BEGIN DATA FOR PROCESSING

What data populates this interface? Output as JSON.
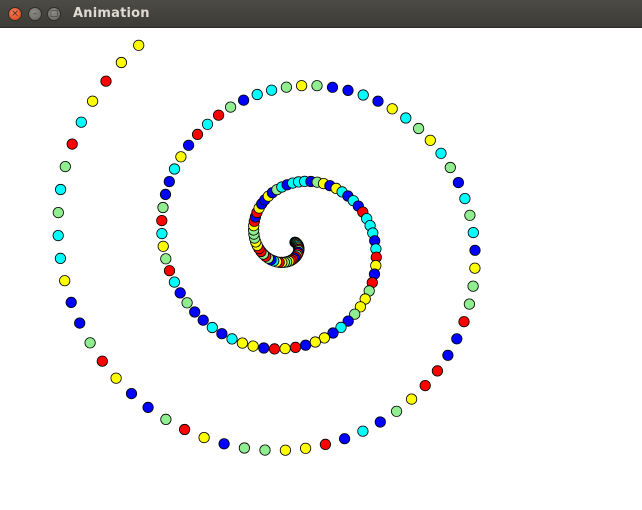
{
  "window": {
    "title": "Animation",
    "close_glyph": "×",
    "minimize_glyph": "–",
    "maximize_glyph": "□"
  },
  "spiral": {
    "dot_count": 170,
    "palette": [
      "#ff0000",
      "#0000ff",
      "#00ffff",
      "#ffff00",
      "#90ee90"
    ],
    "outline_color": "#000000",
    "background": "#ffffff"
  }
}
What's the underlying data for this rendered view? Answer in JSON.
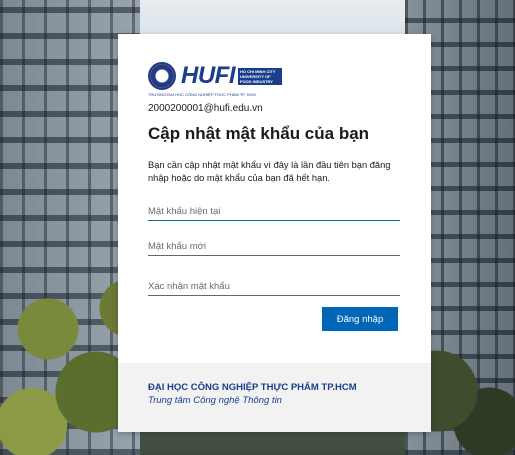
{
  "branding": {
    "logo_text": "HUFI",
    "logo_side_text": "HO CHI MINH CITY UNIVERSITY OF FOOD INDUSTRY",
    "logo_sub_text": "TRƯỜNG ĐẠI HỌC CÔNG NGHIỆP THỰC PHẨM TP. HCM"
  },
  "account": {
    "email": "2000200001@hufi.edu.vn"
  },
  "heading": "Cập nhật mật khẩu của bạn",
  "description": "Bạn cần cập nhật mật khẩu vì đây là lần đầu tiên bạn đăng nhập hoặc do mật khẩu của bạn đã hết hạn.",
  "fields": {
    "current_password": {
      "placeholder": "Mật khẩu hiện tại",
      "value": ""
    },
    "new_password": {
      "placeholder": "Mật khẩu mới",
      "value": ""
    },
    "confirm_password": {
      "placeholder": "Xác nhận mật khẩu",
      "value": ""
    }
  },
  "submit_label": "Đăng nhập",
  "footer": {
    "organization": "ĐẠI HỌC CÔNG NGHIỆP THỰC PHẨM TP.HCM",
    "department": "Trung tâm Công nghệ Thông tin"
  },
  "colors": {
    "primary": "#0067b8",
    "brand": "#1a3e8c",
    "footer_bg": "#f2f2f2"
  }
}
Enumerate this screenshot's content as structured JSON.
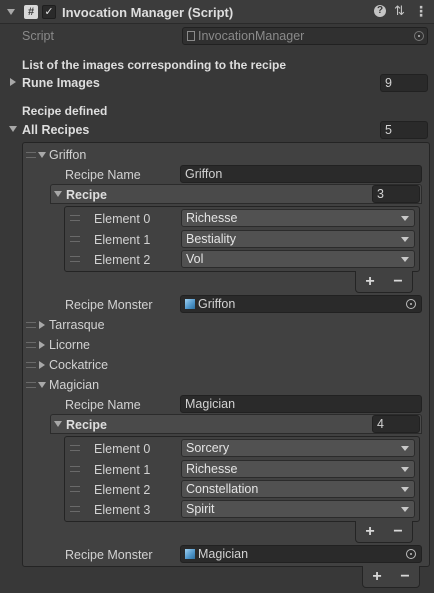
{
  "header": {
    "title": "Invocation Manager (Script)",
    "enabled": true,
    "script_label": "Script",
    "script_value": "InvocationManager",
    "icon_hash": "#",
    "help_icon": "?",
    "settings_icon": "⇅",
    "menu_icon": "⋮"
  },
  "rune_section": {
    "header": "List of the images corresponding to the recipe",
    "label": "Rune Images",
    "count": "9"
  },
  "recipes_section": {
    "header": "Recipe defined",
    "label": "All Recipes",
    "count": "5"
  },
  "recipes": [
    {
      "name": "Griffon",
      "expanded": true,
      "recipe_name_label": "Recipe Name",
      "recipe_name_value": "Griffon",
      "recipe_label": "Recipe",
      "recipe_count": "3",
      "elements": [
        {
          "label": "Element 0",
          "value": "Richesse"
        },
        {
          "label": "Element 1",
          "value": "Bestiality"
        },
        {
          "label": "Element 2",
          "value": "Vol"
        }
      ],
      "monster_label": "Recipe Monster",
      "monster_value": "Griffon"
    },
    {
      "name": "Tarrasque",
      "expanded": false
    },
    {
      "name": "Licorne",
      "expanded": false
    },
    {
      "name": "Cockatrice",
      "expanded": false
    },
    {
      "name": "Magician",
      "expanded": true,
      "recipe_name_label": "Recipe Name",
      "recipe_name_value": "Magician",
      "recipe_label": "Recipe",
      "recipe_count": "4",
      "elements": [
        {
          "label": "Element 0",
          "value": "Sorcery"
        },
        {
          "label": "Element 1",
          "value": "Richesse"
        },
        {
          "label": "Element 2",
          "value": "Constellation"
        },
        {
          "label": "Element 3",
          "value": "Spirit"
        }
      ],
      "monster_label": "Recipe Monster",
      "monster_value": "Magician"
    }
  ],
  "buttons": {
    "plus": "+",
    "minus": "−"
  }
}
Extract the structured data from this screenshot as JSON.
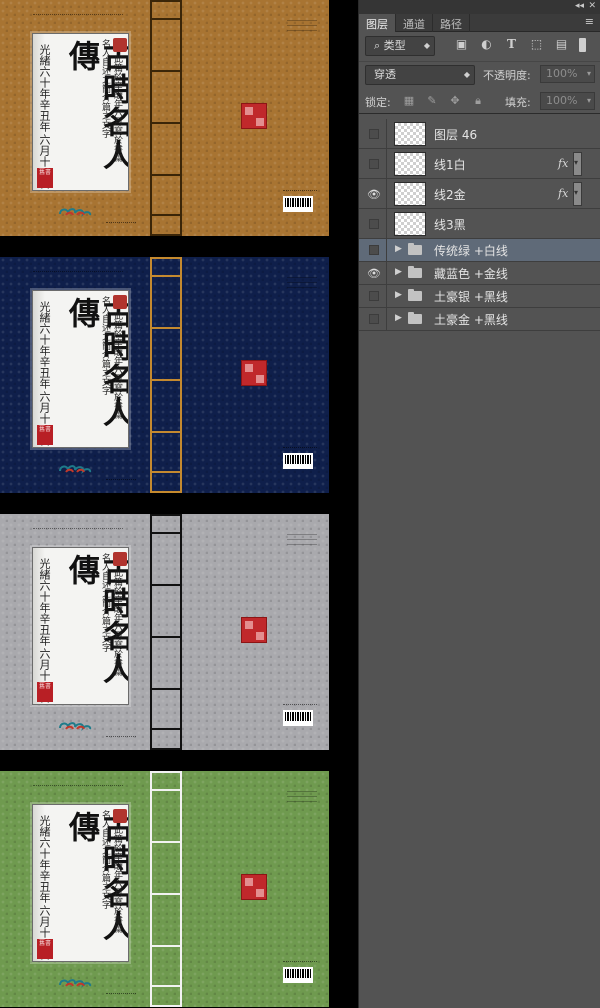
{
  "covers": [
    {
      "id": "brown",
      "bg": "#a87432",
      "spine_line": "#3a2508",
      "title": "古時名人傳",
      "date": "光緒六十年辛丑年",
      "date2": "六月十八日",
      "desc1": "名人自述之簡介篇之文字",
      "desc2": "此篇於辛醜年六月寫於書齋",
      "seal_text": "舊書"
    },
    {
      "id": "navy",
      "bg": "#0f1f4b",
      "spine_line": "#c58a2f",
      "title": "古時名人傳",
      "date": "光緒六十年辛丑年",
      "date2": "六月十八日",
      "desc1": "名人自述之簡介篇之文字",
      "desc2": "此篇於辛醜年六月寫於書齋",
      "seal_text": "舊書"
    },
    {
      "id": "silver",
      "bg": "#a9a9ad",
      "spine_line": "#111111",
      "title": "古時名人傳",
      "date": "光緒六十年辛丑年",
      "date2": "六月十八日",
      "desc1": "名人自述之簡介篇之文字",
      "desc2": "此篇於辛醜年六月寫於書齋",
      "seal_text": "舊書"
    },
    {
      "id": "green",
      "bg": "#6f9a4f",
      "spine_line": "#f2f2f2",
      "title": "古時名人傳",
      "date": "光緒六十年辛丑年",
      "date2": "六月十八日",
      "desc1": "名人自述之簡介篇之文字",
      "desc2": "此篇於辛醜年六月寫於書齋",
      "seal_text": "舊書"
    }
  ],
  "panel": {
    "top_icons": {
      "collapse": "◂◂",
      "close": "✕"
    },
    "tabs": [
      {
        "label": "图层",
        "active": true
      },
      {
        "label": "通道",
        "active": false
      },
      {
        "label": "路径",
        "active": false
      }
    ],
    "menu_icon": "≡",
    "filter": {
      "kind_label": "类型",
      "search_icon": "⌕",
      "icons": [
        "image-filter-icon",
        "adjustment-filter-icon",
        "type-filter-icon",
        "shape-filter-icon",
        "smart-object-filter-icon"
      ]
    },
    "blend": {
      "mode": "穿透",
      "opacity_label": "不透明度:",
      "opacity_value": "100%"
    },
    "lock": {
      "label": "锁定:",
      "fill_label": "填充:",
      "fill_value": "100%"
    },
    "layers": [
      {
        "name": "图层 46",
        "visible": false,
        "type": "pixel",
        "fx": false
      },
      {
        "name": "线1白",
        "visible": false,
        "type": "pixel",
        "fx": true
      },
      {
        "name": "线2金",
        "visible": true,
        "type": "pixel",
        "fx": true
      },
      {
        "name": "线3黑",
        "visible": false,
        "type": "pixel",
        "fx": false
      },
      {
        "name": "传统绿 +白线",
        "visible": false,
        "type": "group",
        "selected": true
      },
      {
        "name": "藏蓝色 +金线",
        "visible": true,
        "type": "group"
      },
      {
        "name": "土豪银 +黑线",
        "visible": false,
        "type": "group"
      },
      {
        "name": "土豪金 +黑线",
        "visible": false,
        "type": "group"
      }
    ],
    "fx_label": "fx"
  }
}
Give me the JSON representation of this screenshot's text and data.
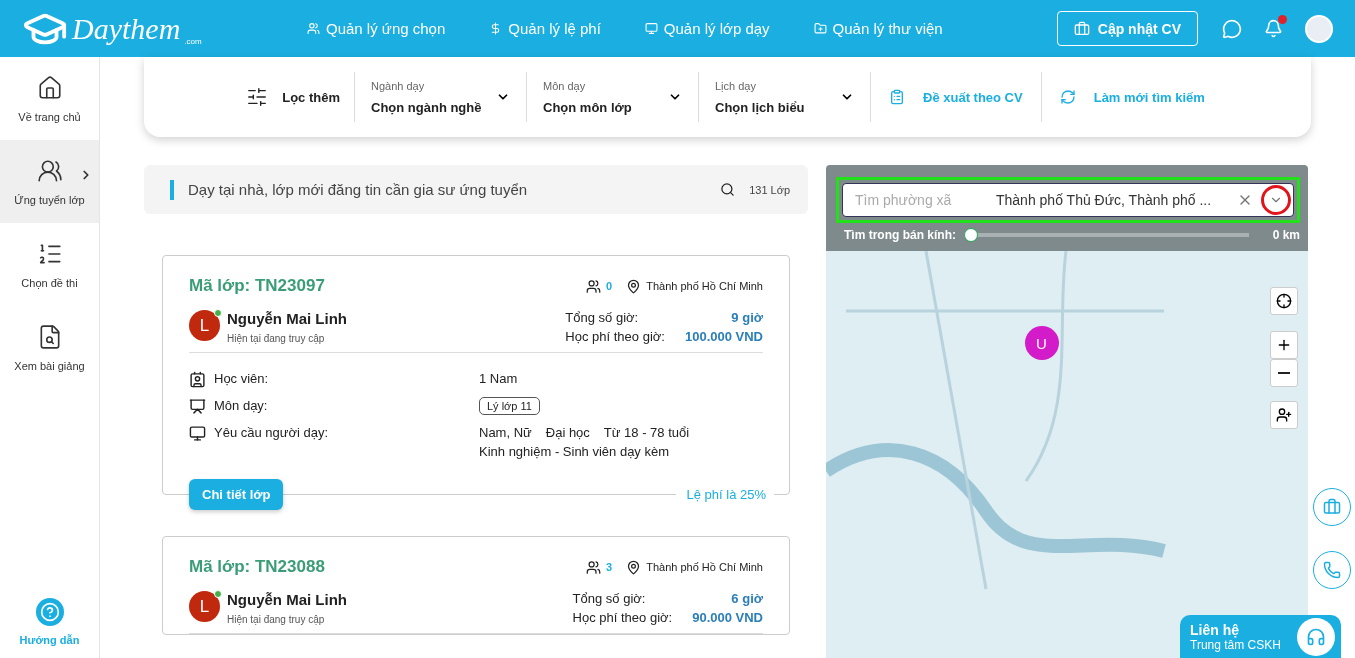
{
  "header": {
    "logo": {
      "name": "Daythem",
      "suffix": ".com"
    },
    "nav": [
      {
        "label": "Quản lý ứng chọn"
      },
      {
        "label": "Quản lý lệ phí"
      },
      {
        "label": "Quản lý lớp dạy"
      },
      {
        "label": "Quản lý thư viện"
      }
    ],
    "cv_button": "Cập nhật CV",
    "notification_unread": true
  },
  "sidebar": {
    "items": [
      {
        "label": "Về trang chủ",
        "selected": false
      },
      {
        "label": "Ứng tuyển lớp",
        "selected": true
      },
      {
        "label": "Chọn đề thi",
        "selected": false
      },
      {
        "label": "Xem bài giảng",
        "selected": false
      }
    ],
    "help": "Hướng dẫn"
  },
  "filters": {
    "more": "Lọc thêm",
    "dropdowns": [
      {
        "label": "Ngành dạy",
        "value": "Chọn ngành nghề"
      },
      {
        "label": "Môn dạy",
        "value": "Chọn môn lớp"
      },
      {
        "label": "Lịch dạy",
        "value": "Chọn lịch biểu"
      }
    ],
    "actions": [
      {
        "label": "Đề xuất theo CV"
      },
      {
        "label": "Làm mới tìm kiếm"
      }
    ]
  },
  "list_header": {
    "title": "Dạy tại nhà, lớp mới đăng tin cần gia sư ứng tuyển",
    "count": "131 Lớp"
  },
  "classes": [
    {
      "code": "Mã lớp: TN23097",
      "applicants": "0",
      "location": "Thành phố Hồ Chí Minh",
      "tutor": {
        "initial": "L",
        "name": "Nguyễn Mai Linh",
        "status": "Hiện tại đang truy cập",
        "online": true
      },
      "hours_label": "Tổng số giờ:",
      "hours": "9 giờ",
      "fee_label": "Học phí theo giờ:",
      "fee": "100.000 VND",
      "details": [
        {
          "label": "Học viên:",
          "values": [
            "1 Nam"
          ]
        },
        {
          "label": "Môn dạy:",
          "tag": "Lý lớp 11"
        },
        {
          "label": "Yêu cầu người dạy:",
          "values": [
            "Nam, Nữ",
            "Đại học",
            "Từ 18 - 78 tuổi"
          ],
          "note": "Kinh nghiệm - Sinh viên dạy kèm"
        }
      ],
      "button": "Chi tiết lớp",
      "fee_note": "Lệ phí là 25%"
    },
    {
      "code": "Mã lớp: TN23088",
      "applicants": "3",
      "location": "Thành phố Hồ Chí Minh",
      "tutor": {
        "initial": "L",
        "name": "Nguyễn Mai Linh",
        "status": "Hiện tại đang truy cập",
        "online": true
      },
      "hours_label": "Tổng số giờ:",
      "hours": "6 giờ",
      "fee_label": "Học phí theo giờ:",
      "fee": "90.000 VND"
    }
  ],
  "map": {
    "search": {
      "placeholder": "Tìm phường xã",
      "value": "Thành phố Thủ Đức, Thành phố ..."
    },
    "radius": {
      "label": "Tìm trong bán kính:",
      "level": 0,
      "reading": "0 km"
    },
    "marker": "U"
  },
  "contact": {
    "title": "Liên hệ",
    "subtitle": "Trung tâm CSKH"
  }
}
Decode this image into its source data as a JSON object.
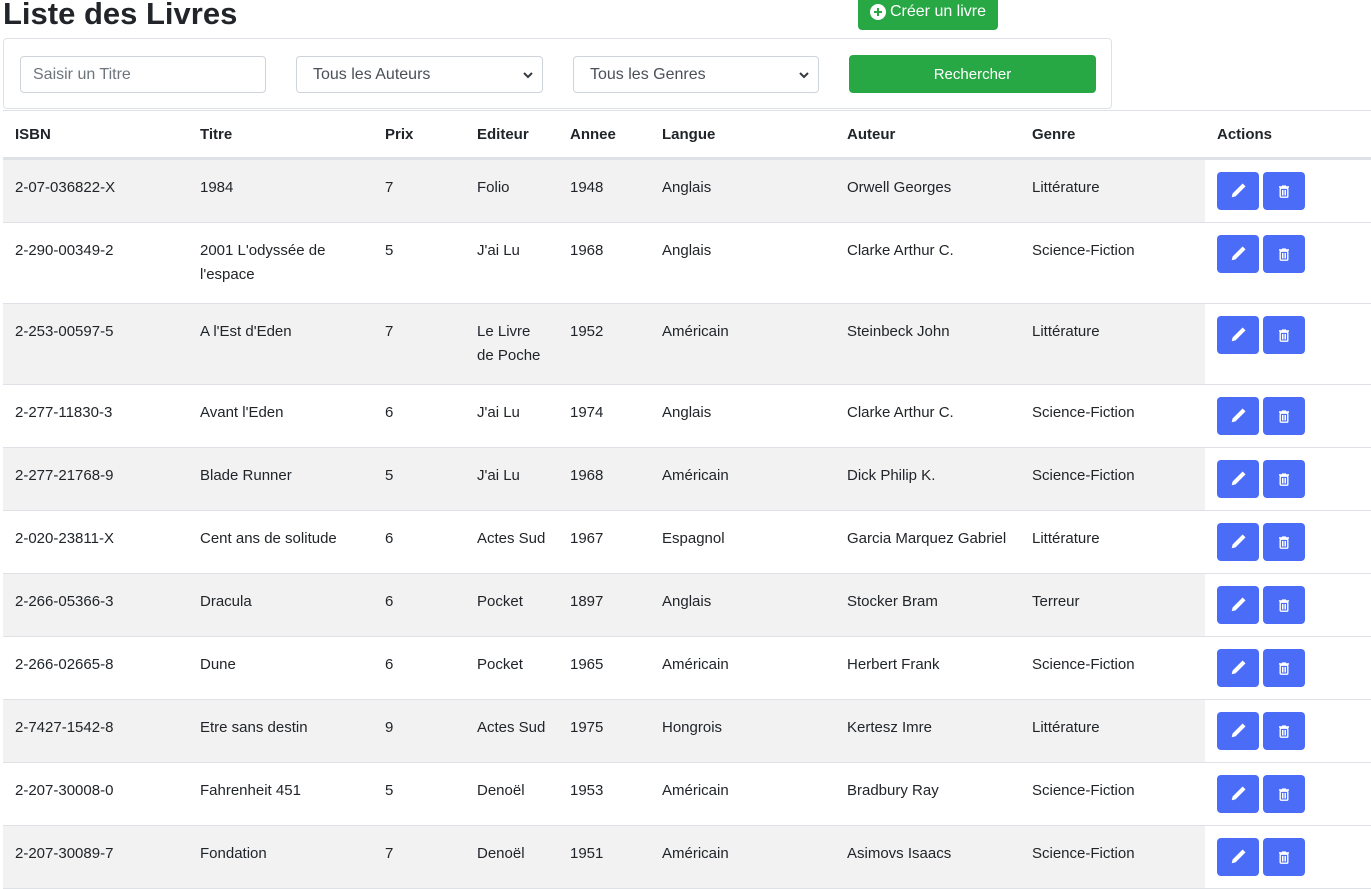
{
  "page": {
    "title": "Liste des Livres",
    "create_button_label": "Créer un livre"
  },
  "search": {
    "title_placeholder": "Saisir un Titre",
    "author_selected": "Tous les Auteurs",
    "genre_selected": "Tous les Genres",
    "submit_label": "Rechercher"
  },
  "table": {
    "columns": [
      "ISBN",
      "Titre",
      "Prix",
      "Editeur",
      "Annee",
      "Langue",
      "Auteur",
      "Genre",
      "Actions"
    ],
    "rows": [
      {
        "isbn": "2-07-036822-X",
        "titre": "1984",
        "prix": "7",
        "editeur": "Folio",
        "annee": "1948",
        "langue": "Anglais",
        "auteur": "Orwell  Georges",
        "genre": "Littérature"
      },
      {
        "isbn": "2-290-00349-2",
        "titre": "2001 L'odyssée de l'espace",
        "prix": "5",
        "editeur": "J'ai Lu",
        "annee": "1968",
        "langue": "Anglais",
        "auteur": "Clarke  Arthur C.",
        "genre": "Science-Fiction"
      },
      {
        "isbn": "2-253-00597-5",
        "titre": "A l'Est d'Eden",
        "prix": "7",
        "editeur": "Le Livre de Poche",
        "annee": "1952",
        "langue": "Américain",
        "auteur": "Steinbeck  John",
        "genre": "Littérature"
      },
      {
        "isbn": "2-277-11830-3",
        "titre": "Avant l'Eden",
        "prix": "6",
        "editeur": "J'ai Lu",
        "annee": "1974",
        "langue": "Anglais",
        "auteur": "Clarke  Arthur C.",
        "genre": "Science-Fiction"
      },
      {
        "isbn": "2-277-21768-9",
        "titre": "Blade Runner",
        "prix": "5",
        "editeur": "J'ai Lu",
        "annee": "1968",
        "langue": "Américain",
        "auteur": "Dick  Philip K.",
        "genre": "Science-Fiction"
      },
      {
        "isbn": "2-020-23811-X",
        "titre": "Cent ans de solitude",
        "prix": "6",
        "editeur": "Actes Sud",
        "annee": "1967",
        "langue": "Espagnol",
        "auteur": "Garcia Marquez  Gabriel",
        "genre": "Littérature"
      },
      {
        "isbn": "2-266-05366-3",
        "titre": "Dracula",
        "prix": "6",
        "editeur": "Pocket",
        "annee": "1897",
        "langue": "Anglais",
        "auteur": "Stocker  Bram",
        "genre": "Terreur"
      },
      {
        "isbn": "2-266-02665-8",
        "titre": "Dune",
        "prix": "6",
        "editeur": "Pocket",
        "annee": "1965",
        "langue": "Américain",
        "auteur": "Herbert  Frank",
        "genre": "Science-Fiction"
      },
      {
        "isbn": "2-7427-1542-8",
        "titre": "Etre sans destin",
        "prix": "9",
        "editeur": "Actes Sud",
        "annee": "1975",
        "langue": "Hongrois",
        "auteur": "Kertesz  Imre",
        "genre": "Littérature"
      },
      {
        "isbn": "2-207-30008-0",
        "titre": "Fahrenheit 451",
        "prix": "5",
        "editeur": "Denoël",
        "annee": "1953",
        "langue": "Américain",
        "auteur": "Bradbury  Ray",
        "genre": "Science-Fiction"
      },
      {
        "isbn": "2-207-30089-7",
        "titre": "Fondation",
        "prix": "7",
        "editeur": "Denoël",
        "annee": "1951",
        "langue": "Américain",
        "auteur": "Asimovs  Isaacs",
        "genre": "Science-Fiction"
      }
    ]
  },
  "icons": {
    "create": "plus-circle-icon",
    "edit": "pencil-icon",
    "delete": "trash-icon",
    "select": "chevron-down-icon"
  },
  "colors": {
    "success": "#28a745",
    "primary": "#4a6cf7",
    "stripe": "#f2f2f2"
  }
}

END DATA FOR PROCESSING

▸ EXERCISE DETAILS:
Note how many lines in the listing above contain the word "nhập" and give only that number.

▸ ANSWER FOR THE TASK:
2